Messaging surrounding pain in this world is a little clunky. When it comes to sports, we are taught to “push through the pain” by coaches and our parents even though trainers and medical professionals say not to. We are then taught that if we like pain in any way something must be defective about us (i.e., liking BDSM play). I want to talk about pain during penetration. The answer is pretty simple: if you are feeling any intense pain during intimacy, STOP! Your body is telling you that something is wrong and that it needs a break. What is key here is that “intense pain” is subjective and different for everyone. I tell my clients that there is a difference between feeling “uncomfortable” vs something hurting them. Do yourself a favor and when you are noticing your body reacting, take a quick break and do some deep breathing. If the problem persists, stop penetrative sex, and go back to focusing on outercourse. Remember, penetration is overrated.
You can’t love more than one person at a time
The battle between monogamy and consensual non-monogamy is a sad one to me. Although both relationships styles are completely healthy and research points to sustainable outcomes for both, there are still people in this world who want to put one over the other. This is a battle I will be fighting until the end of time, and I am up for the challenge, but why is there this competition? Well, for one thing, people fight about it because of how they view love. We are taught in this society about finding our “one true love” or “soulmate.” We grow up viewing Disney movies and television programs that talk about this as well. So, we set down the path of trying to find “the one” and when we see others who are doing it differently than us, we shame them for it. If we truly want to look at the feelings of love then we look at what chemicals get released.
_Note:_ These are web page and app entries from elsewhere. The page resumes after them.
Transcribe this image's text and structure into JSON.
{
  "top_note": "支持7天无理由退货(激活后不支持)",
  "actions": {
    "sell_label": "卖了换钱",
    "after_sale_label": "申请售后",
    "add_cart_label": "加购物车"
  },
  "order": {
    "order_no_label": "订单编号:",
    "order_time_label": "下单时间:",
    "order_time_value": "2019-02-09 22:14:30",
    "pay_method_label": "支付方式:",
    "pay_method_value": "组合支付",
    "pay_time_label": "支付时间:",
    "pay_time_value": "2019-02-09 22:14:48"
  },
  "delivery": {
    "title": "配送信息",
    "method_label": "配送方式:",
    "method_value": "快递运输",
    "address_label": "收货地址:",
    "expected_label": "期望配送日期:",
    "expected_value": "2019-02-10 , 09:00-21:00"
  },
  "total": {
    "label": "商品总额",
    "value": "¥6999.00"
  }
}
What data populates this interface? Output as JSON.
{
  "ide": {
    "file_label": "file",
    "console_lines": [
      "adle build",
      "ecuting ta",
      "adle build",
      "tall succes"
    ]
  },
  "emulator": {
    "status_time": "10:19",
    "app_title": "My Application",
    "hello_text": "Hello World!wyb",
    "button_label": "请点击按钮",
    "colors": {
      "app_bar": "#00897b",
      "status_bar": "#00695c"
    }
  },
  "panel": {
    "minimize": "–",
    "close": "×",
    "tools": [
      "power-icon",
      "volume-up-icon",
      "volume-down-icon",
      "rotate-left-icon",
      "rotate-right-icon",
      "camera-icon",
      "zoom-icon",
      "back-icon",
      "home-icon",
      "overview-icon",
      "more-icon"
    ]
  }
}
Research shows that a wide variety of chemicals are activated when we experience affection for another person (e.g., oxytocin, acetylcholine, serotonin, dopamine, etc.), yet we put these artificial guidelines in place to separate one kind of love from another. At the end of the day, love is not a zero-sum game. We experience love with multiple different people each and every day, whether it be with family members and friends, or a significant other. So instead of shaming others who may love two significant others at the same time, ask yourself why you feel so threatened by the notion?
Being single means you are defective
Let’s wrap up this post with one that I see our society coming to terms with quicker than the other ones I have mentioned. Couples Privilege, or the benefits one gets when they are in a monogamous partnership, is promoted heavily in our culture. You do not need to go very far to see this phenomenon in action. Think of all the messaging you received growing up about finding a partner and starting a family. People view relationships as a goal they must knock off their list. Because of this, individuals who are single feel like they are missing out on “important” milestones in a person’s life. This then leads to people going into dating trying to be liked by the other person instead of trying to find someone who will see and know them for who they are. Being single is a perfectly healthy relationship style. I have seen this promoted more and more recently and it makes me happy. Do me a favor, stop asking your friends or family members when they are going to be married. They don’t like the question and being in a relationship is just not for everyone, and that is okay.
Cleveland Sex Therapy is owned by Matt Lachman, a licensed professional clinical therapist who specializes in working with individuals, couples, and polyam folx on their concerns relating to sexuality, intimacy, and overall sexual health. The goal of Cleveland Sex Therapy is to promote inclusivity and nurture sex positivity. For more information, feel free to contact him at Matt@ClevelandSexTherapy.com